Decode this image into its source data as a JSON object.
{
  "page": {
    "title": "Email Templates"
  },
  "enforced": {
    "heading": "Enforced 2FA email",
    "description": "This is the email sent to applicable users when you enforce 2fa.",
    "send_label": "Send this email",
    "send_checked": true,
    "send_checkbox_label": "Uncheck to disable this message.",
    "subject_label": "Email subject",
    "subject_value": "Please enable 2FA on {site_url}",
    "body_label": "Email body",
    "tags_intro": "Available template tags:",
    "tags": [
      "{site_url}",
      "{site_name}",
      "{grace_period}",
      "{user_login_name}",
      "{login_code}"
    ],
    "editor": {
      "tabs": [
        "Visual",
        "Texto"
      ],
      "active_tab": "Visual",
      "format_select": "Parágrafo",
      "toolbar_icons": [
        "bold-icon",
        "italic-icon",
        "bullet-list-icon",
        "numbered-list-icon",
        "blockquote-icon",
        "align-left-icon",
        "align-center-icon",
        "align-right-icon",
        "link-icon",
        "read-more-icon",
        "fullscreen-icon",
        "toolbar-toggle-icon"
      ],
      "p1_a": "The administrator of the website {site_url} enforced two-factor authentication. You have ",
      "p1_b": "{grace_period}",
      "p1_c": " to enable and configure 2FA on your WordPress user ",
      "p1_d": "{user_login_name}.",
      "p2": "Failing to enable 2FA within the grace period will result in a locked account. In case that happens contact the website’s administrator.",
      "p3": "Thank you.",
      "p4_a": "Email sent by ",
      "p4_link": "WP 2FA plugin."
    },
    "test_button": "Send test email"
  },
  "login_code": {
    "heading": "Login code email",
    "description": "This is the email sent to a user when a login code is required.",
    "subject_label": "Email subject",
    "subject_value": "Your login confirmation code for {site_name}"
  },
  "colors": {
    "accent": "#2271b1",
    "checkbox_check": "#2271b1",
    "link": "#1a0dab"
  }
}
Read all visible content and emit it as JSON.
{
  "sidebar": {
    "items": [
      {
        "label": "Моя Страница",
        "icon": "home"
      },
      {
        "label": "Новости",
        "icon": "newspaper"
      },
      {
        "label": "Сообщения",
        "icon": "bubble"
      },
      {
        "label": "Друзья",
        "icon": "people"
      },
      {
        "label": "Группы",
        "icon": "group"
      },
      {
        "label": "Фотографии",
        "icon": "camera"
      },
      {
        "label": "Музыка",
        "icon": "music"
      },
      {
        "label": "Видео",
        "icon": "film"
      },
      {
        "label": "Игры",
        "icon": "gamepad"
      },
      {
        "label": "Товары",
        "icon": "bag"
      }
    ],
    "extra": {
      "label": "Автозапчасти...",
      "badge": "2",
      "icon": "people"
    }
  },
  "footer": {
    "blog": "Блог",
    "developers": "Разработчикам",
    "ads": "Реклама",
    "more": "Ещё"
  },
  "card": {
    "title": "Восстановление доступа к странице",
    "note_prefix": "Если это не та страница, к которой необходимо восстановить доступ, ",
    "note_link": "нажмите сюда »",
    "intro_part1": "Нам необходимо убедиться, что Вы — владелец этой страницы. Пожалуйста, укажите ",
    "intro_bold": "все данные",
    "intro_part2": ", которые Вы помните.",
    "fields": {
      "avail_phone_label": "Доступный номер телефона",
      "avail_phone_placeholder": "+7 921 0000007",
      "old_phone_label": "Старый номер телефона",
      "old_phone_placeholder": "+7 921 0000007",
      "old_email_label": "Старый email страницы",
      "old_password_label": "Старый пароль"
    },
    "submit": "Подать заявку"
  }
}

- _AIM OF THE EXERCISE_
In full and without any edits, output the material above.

- _ANSWER TO THE PROBLEM_
Decode this image into its source data as a JSON object.
{
  "page": {
    "title": "Email Templates"
  },
  "enforced": {
    "heading": "Enforced 2FA email",
    "description": "This is the email sent to applicable users when you enforce 2fa.",
    "send_label": "Send this email",
    "send_checked": true,
    "send_checkbox_label": "Uncheck to disable this message.",
    "subject_label": "Email subject",
    "subject_value": "Please enable 2FA on {site_url}",
    "body_label": "Email body",
    "tags_intro": "Available template tags:",
    "tags": [
      "{site_url}",
      "{site_name}",
      "{grace_period}",
      "{user_login_name}",
      "{login_code}"
    ],
    "editor": {
      "tabs": [
        "Visual",
        "Texto"
      ],
      "active_tab": "Visual",
      "format_select": "Parágrafo",
      "toolbar_icons": [
        "bold-icon",
        "italic-icon",
        "bullet-list-icon",
        "numbered-list-icon",
        "blockquote-icon",
        "align-left-icon",
        "align-center-icon",
        "align-right-icon",
        "link-icon",
        "read-more-icon",
        "fullscreen-icon",
        "toolbar-toggle-icon"
      ],
      "p1_a": "The administrator of the website {site_url} enforced two-factor authentication. You have ",
      "p1_b": "{grace_period}",
      "p1_c": " to enable and configure 2FA on your WordPress user ",
      "p1_d": "{user_login_name}.",
      "p2": "Failing to enable 2FA within the grace period will result in a locked account. In case that happens contact the website’s administrator.",
      "p3": "Thank you.",
      "p4_a": "Email sent by ",
      "p4_link": "WP 2FA plugin."
    },
    "test_button": "Send test email"
  },
  "login_code": {
    "heading": "Login code email",
    "description": "This is the email sent to a user when a login code is required.",
    "subject_label": "Email subject",
    "subject_value": "Your login confirmation code for {site_name}"
  },
  "colors": {
    "accent": "#2271b1",
    "checkbox_check": "#2271b1",
    "link": "#1a0dab"
  }
}
Read all visible content and emit it as JSON.
{
  "sidebar": {
    "items": [
      {
        "label": "Моя Страница",
        "icon": "home"
      },
      {
        "label": "Новости",
        "icon": "newspaper"
      },
      {
        "label": "Сообщения",
        "icon": "bubble"
      },
      {
        "label": "Друзья",
        "icon": "people"
      },
      {
        "label": "Группы",
        "icon": "group"
      },
      {
        "label": "Фотографии",
        "icon": "camera"
      },
      {
        "label": "Музыка",
        "icon": "music"
      },
      {
        "label": "Видео",
        "icon": "film"
      },
      {
        "label": "Игры",
        "icon": "gamepad"
      },
      {
        "label": "Товары",
        "icon": "bag"
      }
    ],
    "extra": {
      "label": "Автозапчасти...",
      "badge": "2",
      "icon": "people"
    }
  },
  "footer": {
    "blog": "Блог",
    "developers": "Разработчикам",
    "ads": "Реклама",
    "more": "Ещё"
  },
  "card": {
    "title": "Восстановление доступа к странице",
    "note_prefix": "Если это не та страница, к которой необходимо восстановить доступ, ",
    "note_link": "нажмите сюда »",
    "intro_part1": "Нам необходимо убедиться, что Вы — владелец этой страницы. Пожалуйста, укажите ",
    "intro_bold": "все данные",
    "intro_part2": ", которые Вы помните.",
    "fields": {
      "avail_phone_label": "Доступный номер телефона",
      "avail_phone_placeholder": "+7 921 0000007",
      "old_phone_label": "Старый номер телефона",
      "old_phone_placeholder": "+7 921 0000007",
      "old_email_label": "Старый email страницы",
      "old_password_label": "Старый пароль"
    },
    "submit": "Подать заявку"
  }
}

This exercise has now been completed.